I recently signed Madeline up for a very laid-back ballet class at the Family Y. It’s nothing fancy and is focused on fun and movement. She seemed to really enjoy the first few classes, although I always chuckled when she told me she was the fastest runner in class. She was. The only problem was they weren’t supposed to be running. The other girls were daintily gliding across the floor on their toes while my child zoomed past them like a gazelle in a tutu. Maybe soccer would be a better fit?
But today when we were getting ready to go, my little girl started crying. She didn’t want to go to ballet. She didn’t want to go last week either, so I decided to withdraw her from the program even if I lose out on the activity fee I’ve already paid. I just don’t feel ballet class is something I should be fighting about with my 3-year-old. Choose your battles, right?
Well, I asked her if it was okay if she quit going. She said yes. I asked her why she didn’t like it anymore. “I don’t know,” she said.
Then, a few seconds later she looked right at me and said, “Mommy, I know why. My body’s more sensitive and it can’t do the things the other girls can.”
“What do you mean?” I asked.
Her eyes filled with more tears. “I can’t do the things the other girls can,” she repeated.
Back in college I wrote a short story about a girl’s glass ballerina that shattered into hundreds of tiny shards. The ballerina was a symbol of her ego, her life – fragile and nearly broken.
Now I was faced with my own glass ballerina, and my heart is breaking thinking of how fragile and sensitive she is. I’ve always been aware of her heightened empathy and sensitivity. She gets really upset when she sees others crying or when a child falls gets hurt.
I’m also worried my own struggle with perfectionism is already rubbing off on her. I don’t want her to be like her mom, someone who has always been afraid to try new things unless I know I’ll excel at them. I want her to do things because they’re fun, not because she’s good at them or is the star of the class or the team.
I don’t want to push her to do something she doesn’t want to do either. So, for now, we’ll put on classical music and dance on our tippy-toes (or run) in the comfort of our home. She won’t have to worry about being the best. She won’t have to wear ballet shoes (unless she wants to) and she won’t have to worry about performing for anyone.

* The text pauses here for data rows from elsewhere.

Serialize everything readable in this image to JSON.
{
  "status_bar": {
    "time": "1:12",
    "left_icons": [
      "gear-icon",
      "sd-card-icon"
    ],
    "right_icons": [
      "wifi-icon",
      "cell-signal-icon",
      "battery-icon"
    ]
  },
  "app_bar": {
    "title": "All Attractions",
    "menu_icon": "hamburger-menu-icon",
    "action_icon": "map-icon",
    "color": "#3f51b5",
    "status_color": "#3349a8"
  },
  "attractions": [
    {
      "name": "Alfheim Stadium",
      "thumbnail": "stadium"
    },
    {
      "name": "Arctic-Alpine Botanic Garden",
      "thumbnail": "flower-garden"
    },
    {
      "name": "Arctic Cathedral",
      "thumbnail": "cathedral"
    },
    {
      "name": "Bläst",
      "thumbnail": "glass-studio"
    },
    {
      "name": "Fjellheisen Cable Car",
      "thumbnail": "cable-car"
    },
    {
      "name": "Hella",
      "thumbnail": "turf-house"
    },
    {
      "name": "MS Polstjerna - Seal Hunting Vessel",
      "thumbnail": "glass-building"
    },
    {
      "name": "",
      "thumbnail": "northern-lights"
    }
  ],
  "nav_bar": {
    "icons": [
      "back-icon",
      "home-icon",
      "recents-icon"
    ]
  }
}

And I’ll try to piece back together my glass ballerina. This is one hurt I can put a band-aid on, but I know there are going to be others that I won’t be able to fix, and that’s what, I fear, will make broken glass out of me.